.. come on. We need a Nobel Prize for translation to sufficiently award efforts such as these. However, this review is for ‘In Memory of Memory’, also translated by Sasha Dugdale. It was Annie Ernaux that got me hooked on Fitzcarraldo Editions, and I am hopeful that Maria Stepanova, a writer who is also thoroughly done with convention, will come to  occupy a similar place in Fitzcarraldo’s Publishing schedule. Stepanova writes outrageously and stunningly, not afraid of seemingly out-of-place scintillating metaphor, and not hostage to genre, or memory. ‘In Memory of Memory’ is an interrogation of memory. An interrogation which is not easy and often perturbing for the author, as memories she was so sure of, which constituted  Maria’s identity, flagorate. This act, and the stock itself which we put into memories, familial narratives, and grand historical narratives, are further interrogated by Stepanova. The book observes how it is through Memory we construct the everyday, but memory is fallible, open to interpretation, is malleable and therefore often fought over. Alert to this,  Stepanova cautiously  delves into her family archive to understand how a Russian Jewish family, miraculously avoided persecution during a turbulent century.

Three Novels by Yuri Herrera ; translated by Lisa Dillman 

Admittedly this one is a bit of a cheat. It’s three novellas, previously published by & Other Stories. However, reading Herrera’s Border Trilogy back to back in one volume is a uniquely different experience to reading each novella separately with publishing intervals. Returning to these stories, I was reminded of Herrera’s innate storytelling ability, the clinical precision  with which each story is pitched, his masterful economy, and exquisite balance of realism and surrealism. The Border Trilogy, presented here as ‘Three Novels’ is made up of the following novellas: ‘Kingdom Cons’; ‘Signs Preceding The End of The World’; and ‘The Transmigration of Bodies’. Each novella is vastly  different; from cartel Romeo and Juliet, to gritty post-apocalyptic realism, to the spectral journey of a young girl seeking to cross boundaries. The novellas are bound by their proximity to borders; whether they be class, language, or political borders.
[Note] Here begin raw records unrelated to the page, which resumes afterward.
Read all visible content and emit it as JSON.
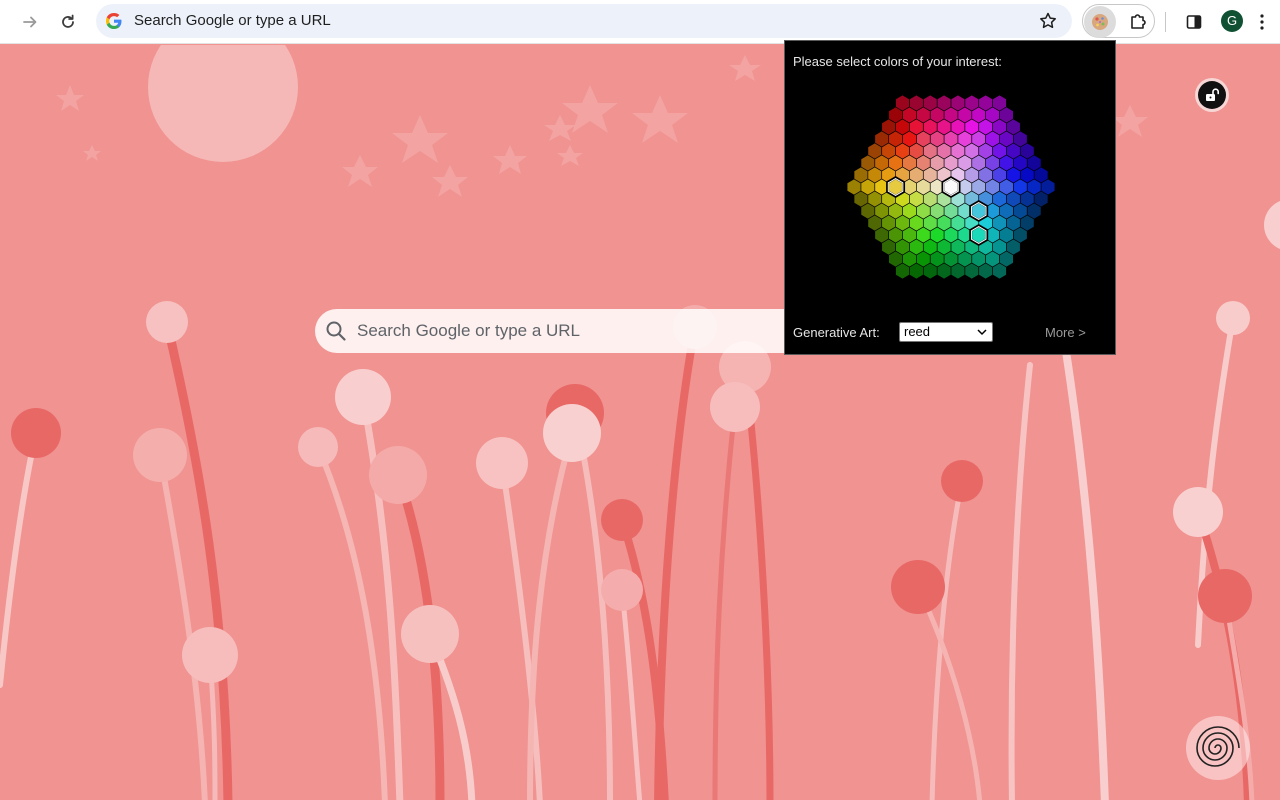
{
  "browser": {
    "omnibox_text": "Search Google or type a URL",
    "avatar_letter": "G",
    "icons": {
      "forward": "arrow-right-icon",
      "reload": "reload-icon",
      "google": "google-g-icon",
      "bookmark": "star-icon",
      "extension_active": "cookie-icon",
      "extensions": "puzzle-icon",
      "side_panel": "side-panel-icon",
      "menu": "kebab-menu-icon"
    }
  },
  "newtab": {
    "search_placeholder": "Search Google or type a URL",
    "background_color": "#f09391"
  },
  "popup": {
    "title": "Please select colors of your interest:",
    "generative_label": "Generative Art:",
    "generative_value": "reed",
    "more_label": "More >"
  }
}
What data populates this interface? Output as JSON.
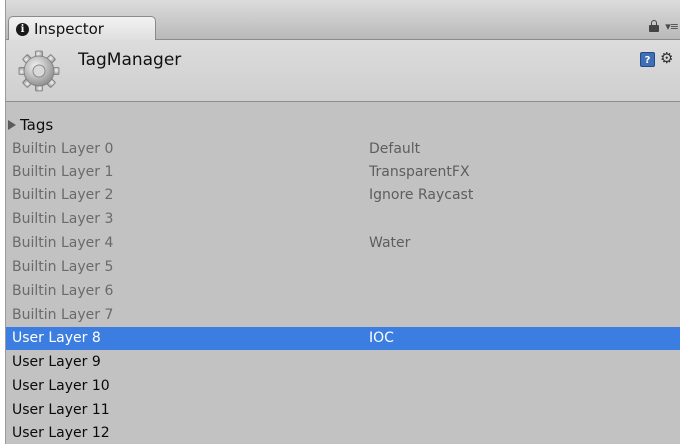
{
  "tab": {
    "title": "Inspector"
  },
  "header": {
    "title": "TagManager"
  },
  "tags": {
    "label": "Tags"
  },
  "layers": [
    {
      "label": "Builtin Layer 0",
      "value": "Default"
    },
    {
      "label": "Builtin Layer 1",
      "value": "TransparentFX"
    },
    {
      "label": "Builtin Layer 2",
      "value": "Ignore Raycast"
    },
    {
      "label": "Builtin Layer 3",
      "value": ""
    },
    {
      "label": "Builtin Layer 4",
      "value": "Water"
    },
    {
      "label": "Builtin Layer 5",
      "value": ""
    },
    {
      "label": "Builtin Layer 6",
      "value": ""
    },
    {
      "label": "Builtin Layer 7",
      "value": ""
    },
    {
      "label": "User Layer 8",
      "value": "IOC",
      "selected": true
    },
    {
      "label": "User Layer 9",
      "value": ""
    },
    {
      "label": "User Layer 10",
      "value": ""
    },
    {
      "label": "User Layer 11",
      "value": ""
    },
    {
      "label": "User Layer 12",
      "value": ""
    }
  ],
  "icons": {
    "tab": "info-icon",
    "lock": "lock-icon",
    "menu": "menu-icon",
    "component": "gear-icon",
    "help": "help-icon",
    "settings": "settings-icon",
    "expand": "triangle-right-icon"
  },
  "colors": {
    "selection": "#3b7de0",
    "panel": "#c2c2c2",
    "builtin_text": "#6a6a6a"
  }
}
Herrera illuminates the rich variety of experiences which exist near these borders, pushing further to draw a nuanced and restorative approach to the understanding of borders.